THEATRE REVIEW: Fiddler on the Roof – Chichester Festival Theatre  

It’s a pity therefore that this production of a fine musical doesn’t always feel as sparky as it should. One senses that – the dancers in the wedding scene for instance – are still mentally reading their choreography notes. And far too many performers – Tracy-Ann Oberman as Golde for instance – have been cast for their acting rather than their singing ability.

“On the other hand” as Tevye (Omid Djalili) would say there is also plenty to enjoy. Djalili amply pulls off the hardest job – inevitable comparisons with Topol – and the biggest role. Convincingly sincere in his quirky, funny chats with God. He sings “If I were a rich man” as if he’d just thought of it and with delicious timing. He has a delightful knack of communicating with the audience with just his eyes which means that you never stop watching him. Anger, joy, deviousness, camaraderie, authority, love for his daughters – he manages it all with naturalistic charm. In effect the show is Djalili’s and he effortlessly outshines everyone else.

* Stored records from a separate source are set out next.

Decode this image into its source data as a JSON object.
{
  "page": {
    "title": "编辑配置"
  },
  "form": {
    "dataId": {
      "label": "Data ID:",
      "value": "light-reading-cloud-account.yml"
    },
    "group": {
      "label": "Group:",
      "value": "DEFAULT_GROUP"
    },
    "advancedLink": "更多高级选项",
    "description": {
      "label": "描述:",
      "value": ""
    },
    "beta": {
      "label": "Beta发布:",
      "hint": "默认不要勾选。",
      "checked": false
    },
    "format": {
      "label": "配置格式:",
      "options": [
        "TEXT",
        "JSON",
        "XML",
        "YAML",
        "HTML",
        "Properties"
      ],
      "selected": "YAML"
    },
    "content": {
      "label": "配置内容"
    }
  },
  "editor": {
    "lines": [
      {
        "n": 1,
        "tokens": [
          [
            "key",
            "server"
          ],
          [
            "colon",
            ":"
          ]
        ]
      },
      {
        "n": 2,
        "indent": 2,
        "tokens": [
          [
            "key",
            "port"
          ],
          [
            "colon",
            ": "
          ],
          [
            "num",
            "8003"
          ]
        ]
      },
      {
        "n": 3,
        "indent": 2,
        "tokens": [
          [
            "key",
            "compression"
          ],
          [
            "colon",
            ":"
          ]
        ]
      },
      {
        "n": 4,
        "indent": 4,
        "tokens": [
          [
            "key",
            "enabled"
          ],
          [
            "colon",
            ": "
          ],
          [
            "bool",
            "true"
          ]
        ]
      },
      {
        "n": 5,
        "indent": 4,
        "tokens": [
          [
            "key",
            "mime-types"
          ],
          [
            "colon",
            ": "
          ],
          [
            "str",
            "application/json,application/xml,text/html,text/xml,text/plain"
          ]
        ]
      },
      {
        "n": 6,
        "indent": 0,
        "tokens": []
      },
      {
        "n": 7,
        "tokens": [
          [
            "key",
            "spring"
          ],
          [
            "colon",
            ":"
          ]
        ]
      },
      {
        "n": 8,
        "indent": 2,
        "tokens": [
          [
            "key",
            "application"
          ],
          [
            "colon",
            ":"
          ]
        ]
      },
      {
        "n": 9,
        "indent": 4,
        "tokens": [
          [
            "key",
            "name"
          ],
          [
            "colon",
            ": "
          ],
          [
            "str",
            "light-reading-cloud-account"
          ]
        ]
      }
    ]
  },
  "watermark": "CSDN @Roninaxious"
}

Tom Brady’s magnificent thirteen piece orchestra, concealed on a shelf above the stage, is another major strength, We get a good look at them after the interval. Brady ensures that we hear every note of orchestral detail and manages the excitable Klesmer rhythms and the accelerating tempi pretty well. He even ensures that a difficult number like ‘Do You Love Me?’ stays more or less together. Darius Luke Thompson, who creeps out of the orchestra at various points in the action, is an insouciant fiddler, perched on the roof at the beginning playing with wit, warmth and lyricism.

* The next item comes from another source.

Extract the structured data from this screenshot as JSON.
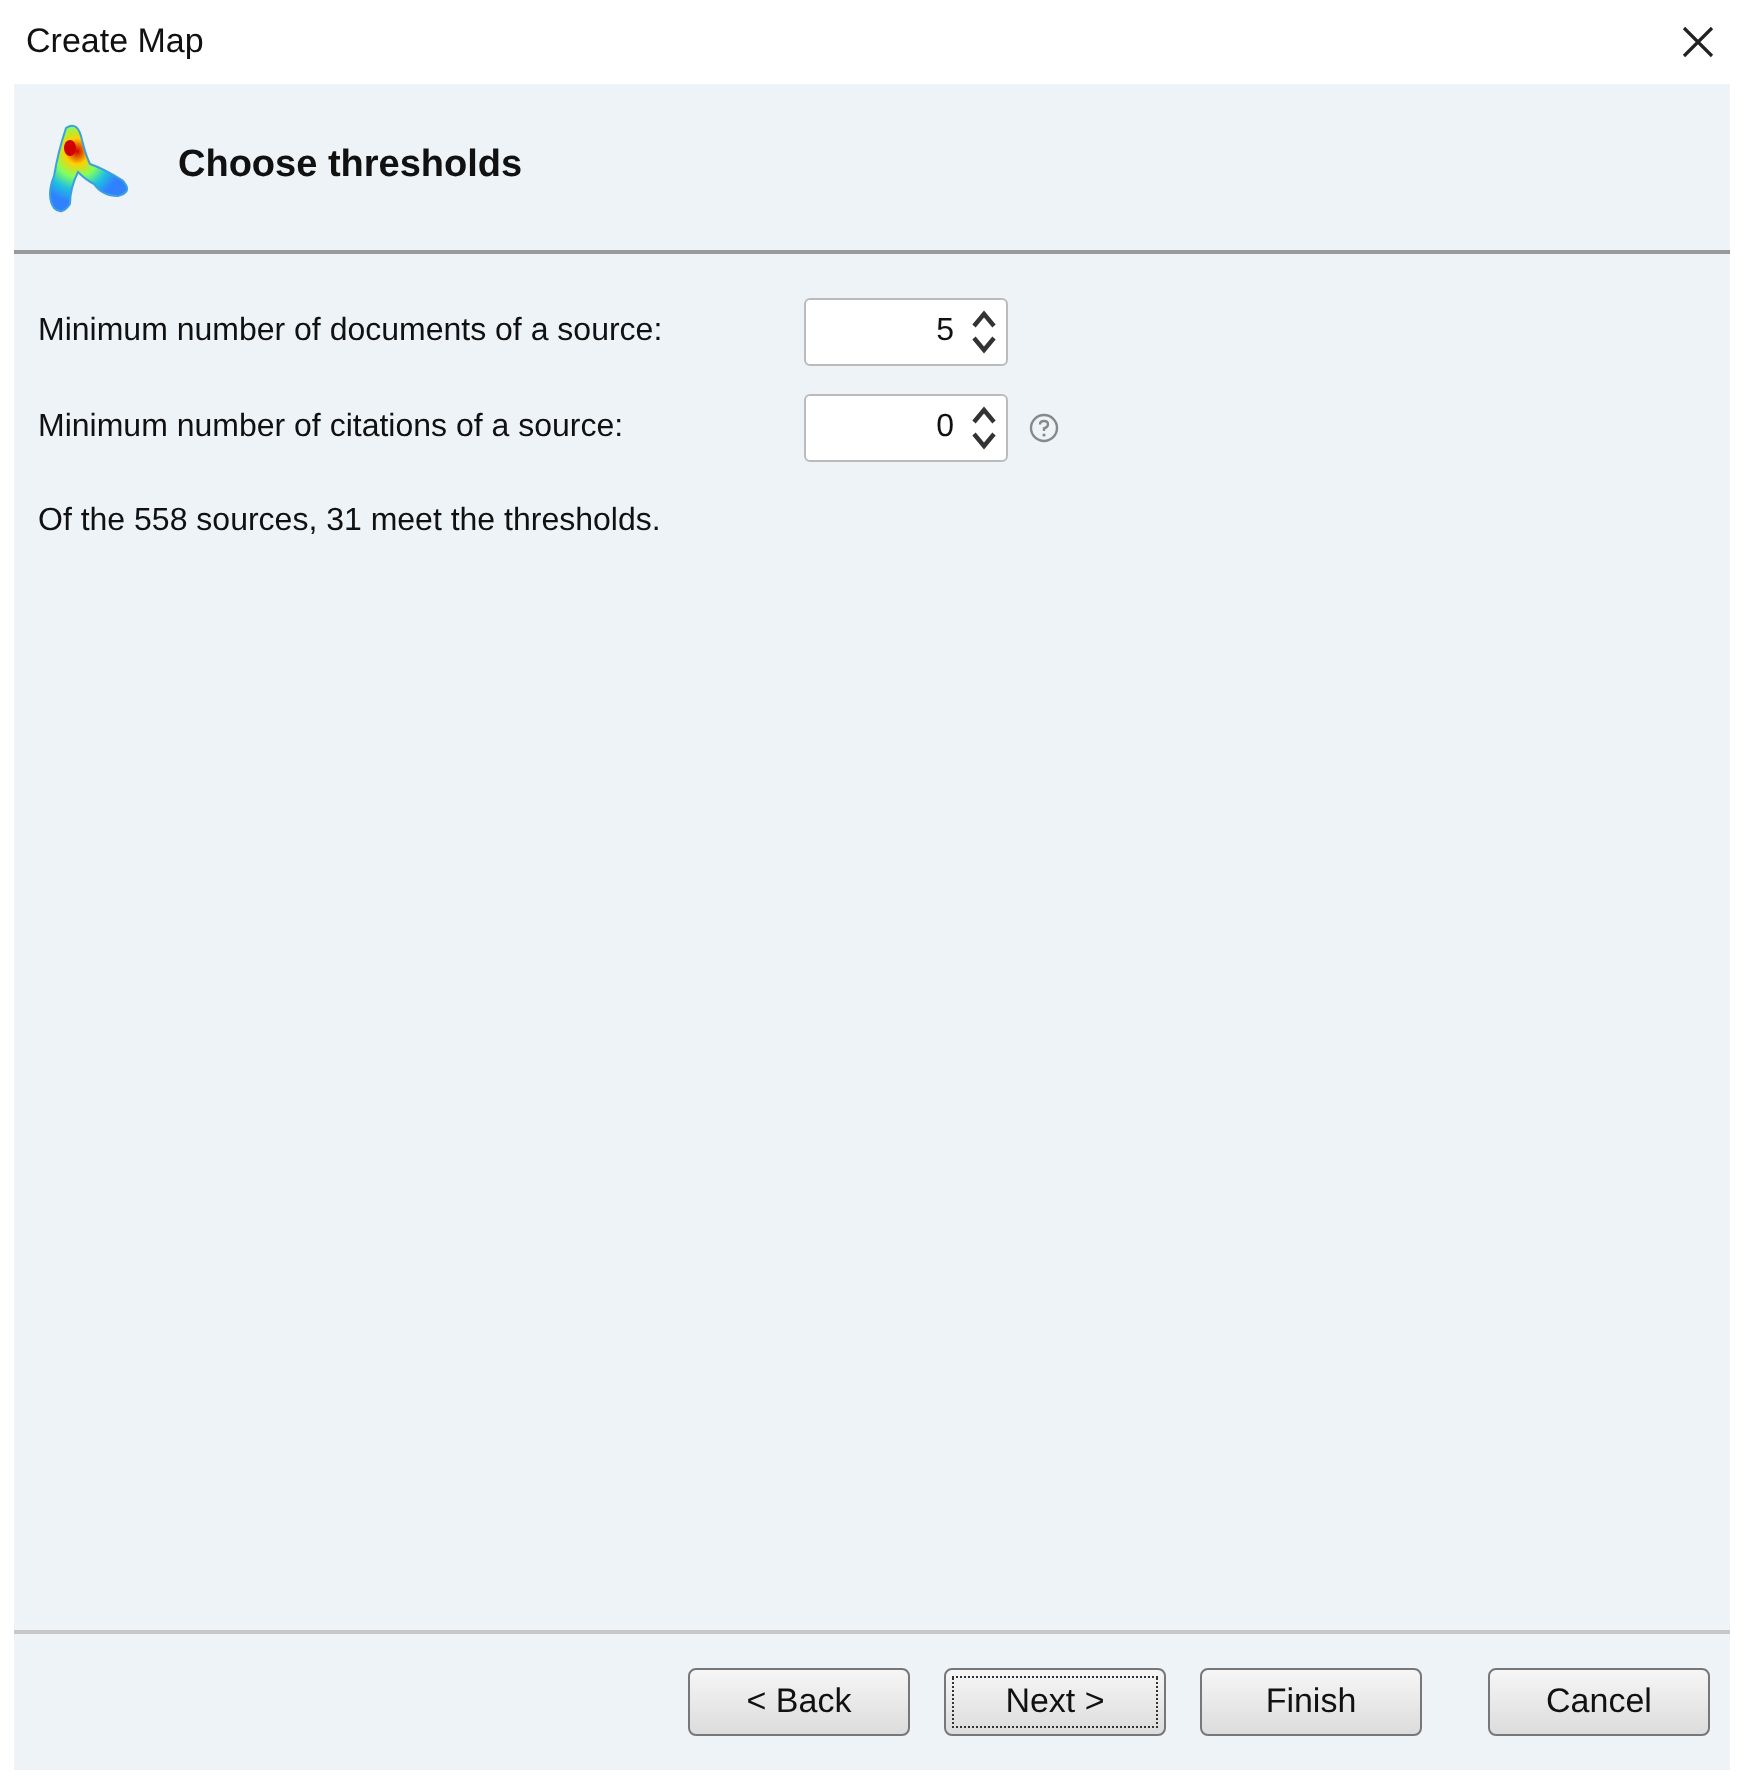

Amongst the support roles, Gareth Snook is strong as the gruff, disappointed Lazar Wolf, the old butcher who doesn’t get to marry Hodel (Emma Kingston – good). Louis Maskell sings pleasingly as Perchik and Rose Shalloo gives us a nicely judged, bespectacled, feisty but sweetly feminine Chava.

The blurred emergence and disappearance of the ensemble from the dark upstage space is effective. So is the use of suitcases – redolent with the ever topical, symbolism of a people being driven from their home villages and countries – as a versatile set (designer: Lex Brotherston). And the projection at the end of thousands of real life, early twentieth century Jewish people driven into exile really hits you between the eyes.


Review by Susan Elkin